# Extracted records
^^^^^^^^

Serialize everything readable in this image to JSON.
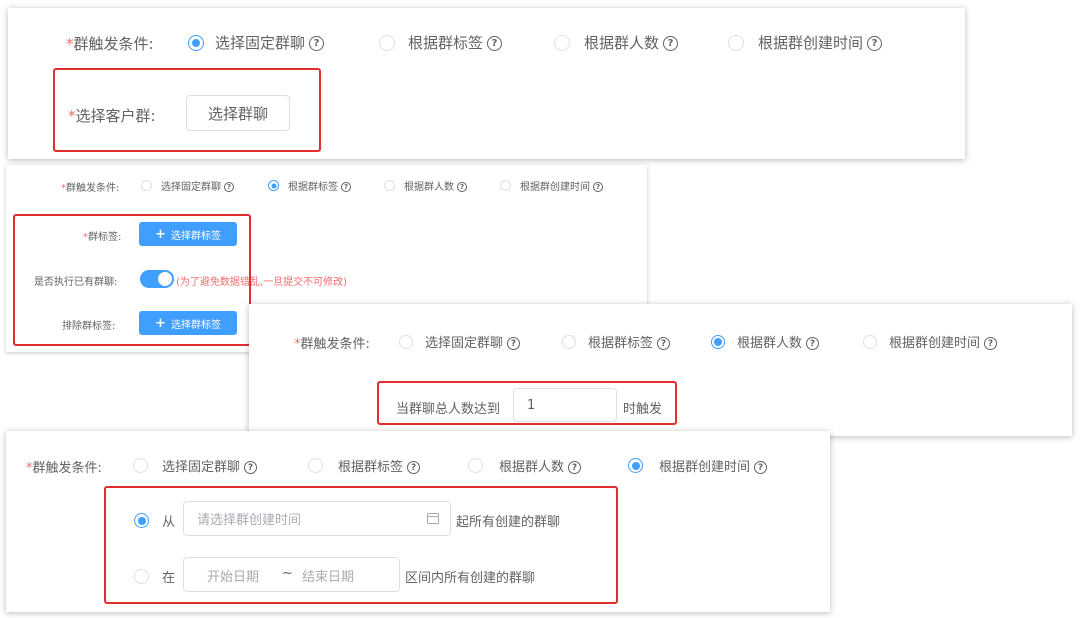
{
  "trigger_label": "群触发条件:",
  "required_mark": "*",
  "help_glyph": "?",
  "options": {
    "fixed": "选择固定群聊",
    "by_tag": "根据群标签",
    "by_count": "根据群人数",
    "by_time": "根据群创建时间"
  },
  "panel1": {
    "selected": "fixed",
    "customer_group_label": "选择客户群:",
    "select_group_button": "选择群聊"
  },
  "panel2": {
    "selected": "by_tag",
    "group_tag_label": "群标签:",
    "select_tag_button": "选择群标签",
    "plus": "+",
    "apply_existing_label": "是否执行已有群聊:",
    "apply_existing_on": true,
    "apply_existing_hint": "(为了避免数据错乱,一旦提交不可修改)",
    "exclude_tag_label": "排除群标签:"
  },
  "panel3": {
    "selected": "by_count",
    "prefix": "当群聊总人数达到",
    "count_value": "1",
    "suffix": "时触发"
  },
  "panel4": {
    "selected": "by_time",
    "from_option_label": "从",
    "from_placeholder": "请选择群创建时间",
    "from_suffix": "起所有创建的群聊",
    "range_option_label": "在",
    "start_placeholder": "开始日期",
    "range_separator": "~",
    "end_placeholder": "结束日期",
    "range_suffix": "区间内所有创建的群聊"
  },
  "colors": {
    "primary": "#409eff",
    "danger": "#f56c6c",
    "highlight_box": "#e02d2d"
  }
}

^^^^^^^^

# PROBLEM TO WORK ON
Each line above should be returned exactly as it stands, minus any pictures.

# SOLVED PROBLEM
Serialize everything readable in this image to JSON.
{
  "trigger_label": "群触发条件:",
  "required_mark": "*",
  "help_glyph": "?",
  "options": {
    "fixed": "选择固定群聊",
    "by_tag": "根据群标签",
    "by_count": "根据群人数",
    "by_time": "根据群创建时间"
  },
  "panel1": {
    "selected": "fixed",
    "customer_group_label": "选择客户群:",
    "select_group_button": "选择群聊"
  },
  "panel2": {
    "selected": "by_tag",
    "group_tag_label": "群标签:",
    "select_tag_button": "选择群标签",
    "plus": "+",
    "apply_existing_label": "是否执行已有群聊:",
    "apply_existing_on": true,
    "apply_existing_hint": "(为了避免数据错乱,一旦提交不可修改)",
    "exclude_tag_label": "排除群标签:"
  },
  "panel3": {
    "selected": "by_count",
    "prefix": "当群聊总人数达到",
    "count_value": "1",
    "suffix": "时触发"
  },
  "panel4": {
    "selected": "by_time",
    "from_option_label": "从",
    "from_placeholder": "请选择群创建时间",
    "from_suffix": "起所有创建的群聊",
    "range_option_label": "在",
    "start_placeholder": "开始日期",
    "range_separator": "~",
    "end_placeholder": "结束日期",
    "range_suffix": "区间内所有创建的群聊"
  },
  "colors": {
    "primary": "#409eff",
    "danger": "#f56c6c",
    "highlight_box": "#e02d2d"
  }
}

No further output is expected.